  • waiting time penalties – the employer can be fined when it willfully fails to pay final wage in full or on time upon the end of employment
  • wage statement penalty – an employer can be fined $250 per employee for violating California Labor Code § 226 & § 2699 when it fails, for example, to provide itemized wage statements to independent contractors; subsequent violations result in $1,000 fines
  • interest – the employer must pay interest accruing any amounts owed to an employee who was misclassified
  • website notice – in California, an employer may have to provide a notice on its website stating it violated the law by misclassifying employees
  • attorney fees and court costs – the employer may have to pay the employee’s attorney fees and court costs
  • IRS penalties – if the IRS determines the independent contractor should have been an employee, it can impose a monetary penalty
  • criminal penalties – depending on the intention and nature of the misclassification (e.g., if the employer misclassified to void taxes), criminal charges could be imposed and that could expose the employer to a fine of up to $100,000 and up to five years in prison
  • damages for retaliation – if the employee was wrongfully retaliated against (e.g., wrongfully terminated) for reporting the misclassification, the employee may file a lawsuit for monetary damages.

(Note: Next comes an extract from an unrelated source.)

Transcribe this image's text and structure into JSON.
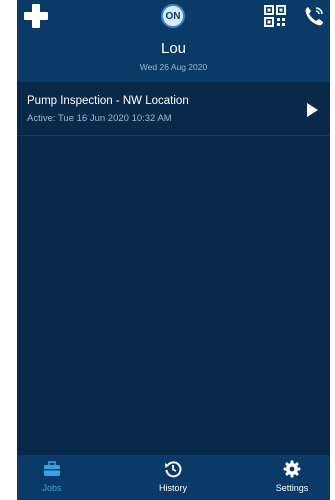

The consequence for the misclassified employee is simple: you could have been paid less than what you were owed. To remedy this problem, you can:

    • First, try to resolve the misclassification with your employer;
    • Second, file an unemployment claim if you were fired, laid off, or terminated;
    • Third, contact the IRS about the misclassification and taxes;
    • Fourth, file a wage claim; and
    • Fifth – though for some of you, you may want to do this first – contact an employment law attorney in Los Angeles who can help you understand your rights, your options, and your plan of action.

Contact An Experienced Employment Law Attorney In Los Angeles Today If An Employer Misclassified Your Work Status

Being misclassified as an independent contractor versus an employee can be to the worker’s detriment while it benefits the company. Whether the misclassification was intentional or not, you have a right to be compensated. Contact Sirmabekian Law Firm online or at 818-473-5003 to learn more about rights and options specific to your case.

Get A Free Case Evaluation

We are here to help you with law questions